BEGIN
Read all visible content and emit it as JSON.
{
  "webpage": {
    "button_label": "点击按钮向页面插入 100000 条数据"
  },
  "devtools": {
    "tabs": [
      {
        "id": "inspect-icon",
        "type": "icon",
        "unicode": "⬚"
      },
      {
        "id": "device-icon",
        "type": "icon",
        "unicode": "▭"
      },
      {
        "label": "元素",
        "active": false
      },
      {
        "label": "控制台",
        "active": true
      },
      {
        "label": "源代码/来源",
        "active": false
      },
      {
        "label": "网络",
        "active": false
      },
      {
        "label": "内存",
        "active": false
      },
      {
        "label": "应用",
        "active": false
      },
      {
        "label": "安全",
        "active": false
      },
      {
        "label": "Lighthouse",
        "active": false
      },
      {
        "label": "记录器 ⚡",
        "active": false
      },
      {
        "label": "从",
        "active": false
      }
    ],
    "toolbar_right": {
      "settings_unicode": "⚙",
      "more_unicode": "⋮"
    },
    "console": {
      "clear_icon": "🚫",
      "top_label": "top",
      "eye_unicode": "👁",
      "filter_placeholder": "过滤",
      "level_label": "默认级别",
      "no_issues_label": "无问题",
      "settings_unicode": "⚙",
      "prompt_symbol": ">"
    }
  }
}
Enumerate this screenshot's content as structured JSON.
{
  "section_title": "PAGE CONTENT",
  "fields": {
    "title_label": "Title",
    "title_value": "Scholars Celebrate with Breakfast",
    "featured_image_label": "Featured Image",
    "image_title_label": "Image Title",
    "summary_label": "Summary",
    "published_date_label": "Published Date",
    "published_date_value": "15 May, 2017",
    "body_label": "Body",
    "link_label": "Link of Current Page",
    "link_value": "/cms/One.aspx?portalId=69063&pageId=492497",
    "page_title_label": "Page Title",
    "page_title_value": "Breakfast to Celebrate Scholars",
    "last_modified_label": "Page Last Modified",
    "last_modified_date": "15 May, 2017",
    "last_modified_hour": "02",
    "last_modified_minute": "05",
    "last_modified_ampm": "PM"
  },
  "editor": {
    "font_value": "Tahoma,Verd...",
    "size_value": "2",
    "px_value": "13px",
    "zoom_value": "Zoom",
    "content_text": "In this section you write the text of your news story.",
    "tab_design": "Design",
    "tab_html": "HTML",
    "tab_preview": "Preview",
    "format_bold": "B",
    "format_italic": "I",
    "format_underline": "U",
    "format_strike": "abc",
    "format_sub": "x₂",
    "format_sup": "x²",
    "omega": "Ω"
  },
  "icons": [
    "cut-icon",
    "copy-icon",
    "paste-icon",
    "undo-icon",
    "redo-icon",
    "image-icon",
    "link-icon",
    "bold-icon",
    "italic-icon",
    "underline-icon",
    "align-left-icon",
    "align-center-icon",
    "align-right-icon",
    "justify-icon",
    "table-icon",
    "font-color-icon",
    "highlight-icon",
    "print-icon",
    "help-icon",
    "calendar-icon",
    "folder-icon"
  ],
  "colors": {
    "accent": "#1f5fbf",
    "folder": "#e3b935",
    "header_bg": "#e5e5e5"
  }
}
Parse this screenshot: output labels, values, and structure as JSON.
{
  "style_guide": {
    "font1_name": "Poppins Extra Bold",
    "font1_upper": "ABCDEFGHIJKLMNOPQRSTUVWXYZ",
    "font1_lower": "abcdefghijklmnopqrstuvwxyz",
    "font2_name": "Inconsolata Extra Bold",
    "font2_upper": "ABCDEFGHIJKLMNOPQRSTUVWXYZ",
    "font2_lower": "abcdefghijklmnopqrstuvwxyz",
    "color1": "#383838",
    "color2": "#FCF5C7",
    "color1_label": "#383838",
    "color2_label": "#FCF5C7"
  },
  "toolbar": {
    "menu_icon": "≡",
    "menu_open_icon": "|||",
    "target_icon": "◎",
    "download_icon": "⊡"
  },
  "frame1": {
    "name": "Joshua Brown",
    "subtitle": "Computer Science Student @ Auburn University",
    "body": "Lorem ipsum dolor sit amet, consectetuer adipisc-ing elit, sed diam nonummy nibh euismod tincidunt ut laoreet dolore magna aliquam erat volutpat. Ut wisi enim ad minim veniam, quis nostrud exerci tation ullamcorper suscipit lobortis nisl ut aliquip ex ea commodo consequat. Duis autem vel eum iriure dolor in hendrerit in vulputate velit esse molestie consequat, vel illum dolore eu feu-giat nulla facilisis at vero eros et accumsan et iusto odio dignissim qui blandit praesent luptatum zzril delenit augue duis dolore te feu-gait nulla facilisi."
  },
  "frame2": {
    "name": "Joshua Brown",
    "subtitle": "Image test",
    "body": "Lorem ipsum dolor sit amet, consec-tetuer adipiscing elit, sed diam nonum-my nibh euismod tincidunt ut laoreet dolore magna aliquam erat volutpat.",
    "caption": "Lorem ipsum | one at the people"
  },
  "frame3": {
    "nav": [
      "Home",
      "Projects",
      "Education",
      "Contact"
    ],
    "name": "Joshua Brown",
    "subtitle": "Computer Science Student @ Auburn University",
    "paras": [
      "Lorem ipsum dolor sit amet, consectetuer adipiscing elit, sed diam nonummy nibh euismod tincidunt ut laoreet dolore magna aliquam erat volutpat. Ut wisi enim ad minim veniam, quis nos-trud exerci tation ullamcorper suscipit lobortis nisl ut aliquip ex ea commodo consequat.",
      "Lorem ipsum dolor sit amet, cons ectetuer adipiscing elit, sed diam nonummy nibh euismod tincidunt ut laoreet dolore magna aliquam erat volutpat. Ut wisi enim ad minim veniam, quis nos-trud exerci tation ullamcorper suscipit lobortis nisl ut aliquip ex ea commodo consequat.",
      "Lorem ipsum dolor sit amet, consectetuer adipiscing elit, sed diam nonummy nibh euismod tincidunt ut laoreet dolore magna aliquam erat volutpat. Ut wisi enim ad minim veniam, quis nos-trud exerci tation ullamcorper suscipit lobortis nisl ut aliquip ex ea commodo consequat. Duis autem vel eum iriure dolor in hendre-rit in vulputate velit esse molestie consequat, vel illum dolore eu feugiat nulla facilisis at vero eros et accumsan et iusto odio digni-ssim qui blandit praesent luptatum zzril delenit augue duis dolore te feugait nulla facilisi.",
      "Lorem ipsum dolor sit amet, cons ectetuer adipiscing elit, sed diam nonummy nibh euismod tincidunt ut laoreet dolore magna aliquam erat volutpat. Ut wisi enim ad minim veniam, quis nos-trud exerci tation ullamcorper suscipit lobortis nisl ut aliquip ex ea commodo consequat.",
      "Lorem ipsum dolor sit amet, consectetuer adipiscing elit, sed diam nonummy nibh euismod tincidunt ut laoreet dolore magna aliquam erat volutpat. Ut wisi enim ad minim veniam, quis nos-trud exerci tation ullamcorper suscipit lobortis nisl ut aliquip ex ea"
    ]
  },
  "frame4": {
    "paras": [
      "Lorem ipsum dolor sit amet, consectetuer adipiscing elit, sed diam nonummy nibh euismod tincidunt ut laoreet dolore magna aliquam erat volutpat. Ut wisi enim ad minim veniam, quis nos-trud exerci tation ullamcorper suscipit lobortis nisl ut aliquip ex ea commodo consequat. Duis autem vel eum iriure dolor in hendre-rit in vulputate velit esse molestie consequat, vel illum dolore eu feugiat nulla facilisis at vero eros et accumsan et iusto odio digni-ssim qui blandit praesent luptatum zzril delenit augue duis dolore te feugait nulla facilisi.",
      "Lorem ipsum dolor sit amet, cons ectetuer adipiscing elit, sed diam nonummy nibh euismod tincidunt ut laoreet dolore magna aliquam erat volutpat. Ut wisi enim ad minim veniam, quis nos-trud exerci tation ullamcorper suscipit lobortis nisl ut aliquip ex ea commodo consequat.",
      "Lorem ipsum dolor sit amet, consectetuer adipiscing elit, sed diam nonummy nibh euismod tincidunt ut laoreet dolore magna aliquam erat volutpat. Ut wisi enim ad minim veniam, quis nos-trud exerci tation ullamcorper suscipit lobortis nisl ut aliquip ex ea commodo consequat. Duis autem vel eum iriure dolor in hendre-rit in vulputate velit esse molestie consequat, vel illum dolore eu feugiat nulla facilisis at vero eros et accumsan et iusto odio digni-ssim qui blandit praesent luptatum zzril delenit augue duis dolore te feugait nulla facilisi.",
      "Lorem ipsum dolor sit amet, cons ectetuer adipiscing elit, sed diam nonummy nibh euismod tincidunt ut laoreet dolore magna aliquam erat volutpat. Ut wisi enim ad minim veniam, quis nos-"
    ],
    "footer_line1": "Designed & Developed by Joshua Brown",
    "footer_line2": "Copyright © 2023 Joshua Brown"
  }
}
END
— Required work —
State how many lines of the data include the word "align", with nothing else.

— Answer to this exercise —
3